One question I often get from people is, “Can I lose my salvation?” There are several reasons that people ask this. First, some Protestant denominations teach that you could lose your salvation. Not many of them, but enough that this becomes a question within Christianity.
The second reason that people may think that they could lose their salvation is because people understand that Christians often live by a certain code of ethics. If someone breaks that code of ethics on a large scale, they may believe that they have lost their salvation.
Now there are many aspects to this conversation. We could talk about backsliding. A discussion could be had between “bigger sins“ versus “smaller sins.” We can talk about a lifestyle that is inconsistent with Christianity versus just making sinful mistakes on occasion, but I would like to stick to the topic here.
For us to talk about losing our salvation, we must first define salvation. Salvation is the free gift of God through the sacrifice of Jesus on the cross to pay for our sins. Jesus came to earth as a human, but still having His full deity as God and lived a sinless life, was crucified on the cross, died, and rose again conquering death. He was our substitute and paid for our sin. If we put our faith and trust in him for salvation, to believe His death paid for our sins on the cross, we will be saved from our sins and be with God in Heaven for eternity.

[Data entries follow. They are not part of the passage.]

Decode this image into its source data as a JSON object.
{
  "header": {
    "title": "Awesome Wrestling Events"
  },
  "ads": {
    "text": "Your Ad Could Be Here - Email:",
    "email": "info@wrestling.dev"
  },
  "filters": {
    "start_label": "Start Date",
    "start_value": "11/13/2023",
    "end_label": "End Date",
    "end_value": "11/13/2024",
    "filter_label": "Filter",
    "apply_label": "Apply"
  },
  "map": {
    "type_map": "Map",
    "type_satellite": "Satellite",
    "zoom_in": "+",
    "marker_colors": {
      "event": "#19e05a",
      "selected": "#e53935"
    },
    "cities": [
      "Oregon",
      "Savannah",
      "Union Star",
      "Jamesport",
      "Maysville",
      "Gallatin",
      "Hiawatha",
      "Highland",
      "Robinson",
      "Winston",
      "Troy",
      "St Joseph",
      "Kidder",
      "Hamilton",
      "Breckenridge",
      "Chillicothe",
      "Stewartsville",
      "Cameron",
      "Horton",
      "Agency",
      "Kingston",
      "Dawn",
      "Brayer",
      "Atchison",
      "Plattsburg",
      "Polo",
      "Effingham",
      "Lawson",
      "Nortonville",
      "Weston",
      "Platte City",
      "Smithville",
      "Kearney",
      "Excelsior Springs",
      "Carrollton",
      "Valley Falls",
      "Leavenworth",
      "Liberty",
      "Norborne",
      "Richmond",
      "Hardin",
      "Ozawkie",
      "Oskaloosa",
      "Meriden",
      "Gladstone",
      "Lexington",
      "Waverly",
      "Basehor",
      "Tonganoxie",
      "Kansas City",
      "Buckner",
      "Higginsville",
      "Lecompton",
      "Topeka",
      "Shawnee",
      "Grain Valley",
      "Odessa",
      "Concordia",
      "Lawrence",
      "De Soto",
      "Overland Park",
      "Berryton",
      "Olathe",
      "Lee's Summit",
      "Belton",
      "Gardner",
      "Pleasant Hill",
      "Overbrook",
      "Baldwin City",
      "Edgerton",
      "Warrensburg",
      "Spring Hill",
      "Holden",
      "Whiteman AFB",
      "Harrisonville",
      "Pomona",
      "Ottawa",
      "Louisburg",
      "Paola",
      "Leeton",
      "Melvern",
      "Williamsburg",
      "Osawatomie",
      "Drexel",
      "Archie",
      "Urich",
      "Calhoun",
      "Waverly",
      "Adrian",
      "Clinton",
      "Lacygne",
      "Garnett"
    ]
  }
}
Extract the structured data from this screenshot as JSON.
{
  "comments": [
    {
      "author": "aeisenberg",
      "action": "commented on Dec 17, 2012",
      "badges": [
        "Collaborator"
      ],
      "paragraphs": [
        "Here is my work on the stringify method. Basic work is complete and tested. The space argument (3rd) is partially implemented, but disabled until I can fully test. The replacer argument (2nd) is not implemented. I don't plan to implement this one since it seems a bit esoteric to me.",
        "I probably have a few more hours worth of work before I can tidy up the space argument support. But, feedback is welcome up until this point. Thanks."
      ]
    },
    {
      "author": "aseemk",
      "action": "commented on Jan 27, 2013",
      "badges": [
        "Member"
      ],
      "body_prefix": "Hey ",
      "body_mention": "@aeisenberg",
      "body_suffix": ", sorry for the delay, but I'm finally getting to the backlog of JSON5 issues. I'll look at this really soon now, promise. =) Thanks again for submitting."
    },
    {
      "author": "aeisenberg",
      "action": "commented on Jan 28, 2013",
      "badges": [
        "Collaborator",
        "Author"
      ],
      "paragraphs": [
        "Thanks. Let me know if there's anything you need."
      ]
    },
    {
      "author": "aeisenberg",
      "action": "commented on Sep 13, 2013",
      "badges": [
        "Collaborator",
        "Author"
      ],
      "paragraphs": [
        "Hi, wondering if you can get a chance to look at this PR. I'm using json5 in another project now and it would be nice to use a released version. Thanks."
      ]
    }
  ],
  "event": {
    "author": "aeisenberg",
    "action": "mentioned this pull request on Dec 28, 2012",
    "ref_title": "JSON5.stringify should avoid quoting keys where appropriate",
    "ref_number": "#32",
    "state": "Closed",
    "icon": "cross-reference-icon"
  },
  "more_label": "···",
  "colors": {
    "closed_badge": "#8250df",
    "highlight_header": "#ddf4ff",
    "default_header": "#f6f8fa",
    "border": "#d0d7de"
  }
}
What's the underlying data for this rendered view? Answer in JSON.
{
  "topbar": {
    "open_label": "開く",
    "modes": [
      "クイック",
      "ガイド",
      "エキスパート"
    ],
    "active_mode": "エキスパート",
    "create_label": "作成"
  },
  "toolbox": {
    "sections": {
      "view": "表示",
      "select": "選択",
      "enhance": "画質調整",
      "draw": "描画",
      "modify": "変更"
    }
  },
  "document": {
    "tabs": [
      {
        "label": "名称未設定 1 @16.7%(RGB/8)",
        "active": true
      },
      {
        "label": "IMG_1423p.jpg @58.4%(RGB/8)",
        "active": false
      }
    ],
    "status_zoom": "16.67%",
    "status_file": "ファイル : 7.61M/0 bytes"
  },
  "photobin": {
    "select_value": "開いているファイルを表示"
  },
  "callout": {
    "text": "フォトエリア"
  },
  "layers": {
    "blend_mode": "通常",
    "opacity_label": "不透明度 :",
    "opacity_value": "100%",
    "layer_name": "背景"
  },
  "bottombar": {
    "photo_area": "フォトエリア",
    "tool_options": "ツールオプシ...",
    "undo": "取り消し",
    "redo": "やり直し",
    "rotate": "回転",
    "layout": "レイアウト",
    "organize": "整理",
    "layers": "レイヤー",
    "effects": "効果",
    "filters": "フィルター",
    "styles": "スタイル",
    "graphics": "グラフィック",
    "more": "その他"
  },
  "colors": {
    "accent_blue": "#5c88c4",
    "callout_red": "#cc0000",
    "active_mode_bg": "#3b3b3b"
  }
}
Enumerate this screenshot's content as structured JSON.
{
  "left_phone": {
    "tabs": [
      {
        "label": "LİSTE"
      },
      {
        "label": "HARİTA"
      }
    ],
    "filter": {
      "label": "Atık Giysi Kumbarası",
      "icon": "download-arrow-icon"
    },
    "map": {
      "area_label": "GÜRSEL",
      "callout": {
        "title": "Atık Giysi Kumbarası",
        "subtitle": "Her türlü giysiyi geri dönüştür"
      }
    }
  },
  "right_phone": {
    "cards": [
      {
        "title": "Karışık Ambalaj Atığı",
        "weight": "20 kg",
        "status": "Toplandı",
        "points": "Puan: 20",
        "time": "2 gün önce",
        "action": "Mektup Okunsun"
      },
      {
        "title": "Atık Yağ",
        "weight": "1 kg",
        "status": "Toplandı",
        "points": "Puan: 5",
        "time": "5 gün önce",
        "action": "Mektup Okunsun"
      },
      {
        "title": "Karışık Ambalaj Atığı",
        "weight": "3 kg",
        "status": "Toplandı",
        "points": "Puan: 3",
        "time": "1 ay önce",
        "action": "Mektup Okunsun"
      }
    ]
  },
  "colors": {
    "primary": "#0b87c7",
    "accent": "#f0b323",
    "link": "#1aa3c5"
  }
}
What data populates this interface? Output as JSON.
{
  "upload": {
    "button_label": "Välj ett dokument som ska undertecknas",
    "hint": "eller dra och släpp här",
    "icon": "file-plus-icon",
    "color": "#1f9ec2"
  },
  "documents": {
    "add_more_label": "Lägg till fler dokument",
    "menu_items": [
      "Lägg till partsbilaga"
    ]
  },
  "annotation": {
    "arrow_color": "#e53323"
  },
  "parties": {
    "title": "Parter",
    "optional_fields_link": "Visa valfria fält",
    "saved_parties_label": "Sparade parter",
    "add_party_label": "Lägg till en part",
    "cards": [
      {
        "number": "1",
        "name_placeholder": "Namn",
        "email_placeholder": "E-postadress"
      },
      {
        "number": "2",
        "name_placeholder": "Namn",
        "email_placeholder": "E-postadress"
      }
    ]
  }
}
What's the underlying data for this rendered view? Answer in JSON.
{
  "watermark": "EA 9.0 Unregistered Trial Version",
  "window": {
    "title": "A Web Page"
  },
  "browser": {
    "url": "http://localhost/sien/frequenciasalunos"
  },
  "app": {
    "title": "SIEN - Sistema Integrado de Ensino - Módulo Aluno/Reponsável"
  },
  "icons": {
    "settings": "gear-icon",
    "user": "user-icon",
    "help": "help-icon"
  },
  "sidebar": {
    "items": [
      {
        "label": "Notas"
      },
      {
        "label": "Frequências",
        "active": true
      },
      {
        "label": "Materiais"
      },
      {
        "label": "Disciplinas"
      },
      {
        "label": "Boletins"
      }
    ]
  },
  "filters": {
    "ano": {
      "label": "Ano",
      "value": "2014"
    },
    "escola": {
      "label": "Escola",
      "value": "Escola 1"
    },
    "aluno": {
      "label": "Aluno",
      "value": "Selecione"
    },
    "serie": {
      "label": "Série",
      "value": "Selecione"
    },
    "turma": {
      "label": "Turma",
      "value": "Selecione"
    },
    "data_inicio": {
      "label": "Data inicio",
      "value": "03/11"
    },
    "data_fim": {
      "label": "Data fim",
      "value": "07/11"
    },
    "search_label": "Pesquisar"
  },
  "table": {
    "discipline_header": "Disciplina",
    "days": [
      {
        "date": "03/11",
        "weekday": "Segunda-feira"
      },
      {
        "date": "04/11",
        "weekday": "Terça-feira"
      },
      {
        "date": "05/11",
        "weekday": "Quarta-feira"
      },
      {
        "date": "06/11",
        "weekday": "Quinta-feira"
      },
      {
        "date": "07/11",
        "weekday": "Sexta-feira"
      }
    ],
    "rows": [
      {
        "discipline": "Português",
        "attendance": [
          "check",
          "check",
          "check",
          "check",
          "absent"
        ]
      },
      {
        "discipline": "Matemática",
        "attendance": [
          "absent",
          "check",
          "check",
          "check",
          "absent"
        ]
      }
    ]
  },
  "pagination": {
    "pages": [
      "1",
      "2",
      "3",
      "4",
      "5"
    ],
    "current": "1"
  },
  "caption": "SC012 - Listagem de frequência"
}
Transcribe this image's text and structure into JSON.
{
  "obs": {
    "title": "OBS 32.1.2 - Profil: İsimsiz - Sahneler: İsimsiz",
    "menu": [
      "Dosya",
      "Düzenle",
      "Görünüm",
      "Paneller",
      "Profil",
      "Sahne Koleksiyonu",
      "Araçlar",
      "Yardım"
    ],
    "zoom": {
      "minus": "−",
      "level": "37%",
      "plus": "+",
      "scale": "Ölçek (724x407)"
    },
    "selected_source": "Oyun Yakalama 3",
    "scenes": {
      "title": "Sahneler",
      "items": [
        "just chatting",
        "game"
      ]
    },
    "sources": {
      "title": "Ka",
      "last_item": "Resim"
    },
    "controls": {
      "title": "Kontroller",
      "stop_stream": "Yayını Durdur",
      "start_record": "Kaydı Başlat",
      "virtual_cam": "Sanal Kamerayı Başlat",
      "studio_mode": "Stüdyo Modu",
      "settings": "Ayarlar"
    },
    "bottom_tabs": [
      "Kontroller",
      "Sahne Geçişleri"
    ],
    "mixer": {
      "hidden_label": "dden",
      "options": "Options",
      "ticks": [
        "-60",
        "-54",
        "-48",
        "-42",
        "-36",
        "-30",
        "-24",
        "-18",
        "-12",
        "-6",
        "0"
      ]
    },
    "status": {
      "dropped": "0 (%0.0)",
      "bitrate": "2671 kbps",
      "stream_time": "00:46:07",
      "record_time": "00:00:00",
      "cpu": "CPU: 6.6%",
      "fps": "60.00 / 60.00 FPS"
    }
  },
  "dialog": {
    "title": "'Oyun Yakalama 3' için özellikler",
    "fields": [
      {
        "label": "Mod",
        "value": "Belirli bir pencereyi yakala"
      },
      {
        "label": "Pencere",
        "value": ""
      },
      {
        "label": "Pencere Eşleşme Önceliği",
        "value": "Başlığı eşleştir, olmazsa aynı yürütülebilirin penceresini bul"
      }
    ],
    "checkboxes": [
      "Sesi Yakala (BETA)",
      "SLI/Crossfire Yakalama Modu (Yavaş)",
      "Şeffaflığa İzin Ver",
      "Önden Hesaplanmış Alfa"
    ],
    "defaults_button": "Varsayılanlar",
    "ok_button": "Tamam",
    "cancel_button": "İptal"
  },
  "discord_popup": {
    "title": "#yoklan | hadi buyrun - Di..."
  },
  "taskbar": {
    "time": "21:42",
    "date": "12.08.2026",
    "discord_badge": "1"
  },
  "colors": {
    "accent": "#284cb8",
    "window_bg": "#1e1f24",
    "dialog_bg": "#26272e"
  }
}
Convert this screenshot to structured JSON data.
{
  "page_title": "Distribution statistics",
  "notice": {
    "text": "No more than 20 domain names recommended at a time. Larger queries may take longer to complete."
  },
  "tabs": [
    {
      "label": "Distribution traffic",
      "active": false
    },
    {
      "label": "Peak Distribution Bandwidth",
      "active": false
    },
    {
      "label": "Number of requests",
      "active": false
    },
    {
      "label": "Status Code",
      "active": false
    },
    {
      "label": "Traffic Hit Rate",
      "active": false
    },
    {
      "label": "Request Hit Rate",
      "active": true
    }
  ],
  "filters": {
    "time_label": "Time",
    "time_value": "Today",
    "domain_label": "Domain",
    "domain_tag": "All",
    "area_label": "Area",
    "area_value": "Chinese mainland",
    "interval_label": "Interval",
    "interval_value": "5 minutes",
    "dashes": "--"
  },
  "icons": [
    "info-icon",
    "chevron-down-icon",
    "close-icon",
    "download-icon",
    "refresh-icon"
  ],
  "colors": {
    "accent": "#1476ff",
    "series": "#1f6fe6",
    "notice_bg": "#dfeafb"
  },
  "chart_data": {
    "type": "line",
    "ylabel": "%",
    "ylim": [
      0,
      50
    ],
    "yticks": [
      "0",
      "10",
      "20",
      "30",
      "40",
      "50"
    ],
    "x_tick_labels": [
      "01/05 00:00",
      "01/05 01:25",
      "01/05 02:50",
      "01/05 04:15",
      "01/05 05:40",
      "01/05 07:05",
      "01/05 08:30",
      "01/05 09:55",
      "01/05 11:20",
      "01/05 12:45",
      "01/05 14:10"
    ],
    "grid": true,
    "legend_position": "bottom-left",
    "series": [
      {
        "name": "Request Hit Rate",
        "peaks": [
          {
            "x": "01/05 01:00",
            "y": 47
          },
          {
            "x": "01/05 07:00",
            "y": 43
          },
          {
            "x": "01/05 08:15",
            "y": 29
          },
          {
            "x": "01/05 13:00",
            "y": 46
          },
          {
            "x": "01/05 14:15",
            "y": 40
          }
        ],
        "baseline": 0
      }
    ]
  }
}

So what is eternal security? Eternal security is the theological term that once you have been saved by Jesus you cannot lose your salvation. Because Jesus buys you through the crucifixion, he does not sell you back. He does not lose the receipt.
The question is, is this theology true just because it sounds logical or nice? Or is there scripture to back this theology up?
There are two passages that I would like to look at. In the first, apostle Paul tells us that when we are we are sealed by the Holy Spirit when we were saved.
This seal is a lot better than any postal carrier. He never drops us in the rain, or shreds us in the mail processing machine. Once something is sealed by God, it is sealed for good. Ephesians 1:13-14 talks about how the Holy Spirit sealed us. It says, “In Him you also, when you heard the word of truth, the gospel of your salvation, and believed in Him, were sealed with the promised Holy Spirit, who is the guarantee of our inheritance until we acquire possession of it, to the praise of His glory.”
There are two words used in this passage that accompany the word “sealed.” The first one is “promise” and the second one is “guarantee.” Both of these words have to do with the fact that once you have salvation no one can take it away from you. Since the Holy Spirit is part of the Trinity and is God, He cannot lie. If He says He’s going to do something, He’s going to do it. If He’s guaranteeing something, He is not going to go back on that guarantee. It is permanent and eternal.
Salvation in this passage may seem as if it is a two step process. Here’s what the apostle Paul is saying. It is not separate but two sides of the same coin. The first side of the coin is that you receive your ticket if you will. That’s the document that says I promise that salvation will be given to this person. The second side is once we have received it, it’s been redeemed to you for eternal heaven.
Imagine your boss gave you a bonus vacation. If I give you a document saying that you have one vacation at work you say I have a vacation. But the full experience of that vacation wouldn’t happen until you actually went on vacation. It is the same thing here. Once we get to heaven, the Holy Spirit takes the baton of salvation off to God the Father – the only one who can break the seal and the purpose of being – to let us into His perfect eternal kingdom
A second reason to believe that once you are saved you are always saved with eternal security is the passage that says no one can steal you from God. John 10:28 says, “I give them eternal life, and they will never perish, and no one will snatch them out of my hand.” No one, not even you, can steal you away from God. If you are His you are His.
So practically what can we do with this information? There are two responses. The first is that if you have sinned greatly, but also put your faith in Christ in Jesus‘s sacrificial work on the cross to save you, then you don’t need to get “saved again.“ What you need to do is repent of this sin, John 1:9 says if we repent. God will forgive.
The second is that we can glory in the fact that our redeemer never breaks His promise. I remember one time having a conversation with someone who came from a denomination that taught you could lose your salvation. Once I opened up the scripture to him, they wept in my office. They did not weep because they were upset, but because of understand what they were relieved. They wept because they finally realized that even after salvation, if they sinned, God had not rejected them. They could come right back to God, because they were His child.
While God is not happy with our sin, He does not toss us away when we sin. He was not calling them back to salvation again, He was reminding them who they were in Jesus already. He was already their parent. He never rejected them, but was there the entire time with open arms just waiting for them to come back again.
Are you putting your trust in Jesus for salvation? Has there ever been a time in your life that you felt you were not saved even though you believe in Jesus for salvation? Are there any other passages you can think about that would direct you to the idea that you are a believer in Christ?
Thanks for taking time to read this Maddening Theology post. If you enjoyed this content you can find Pastor Tim’s sermons at www.cornerstoneforestcity.org. You can also join us at 520 Marion St. Browndale, PA 18421 on Sundays at 10:45 AM. To make following the blog easier you can also register. You can also join us on Facebook at Cornerstone Forest City. Also, don’t forget to download our APP on iTunes or Googleplay.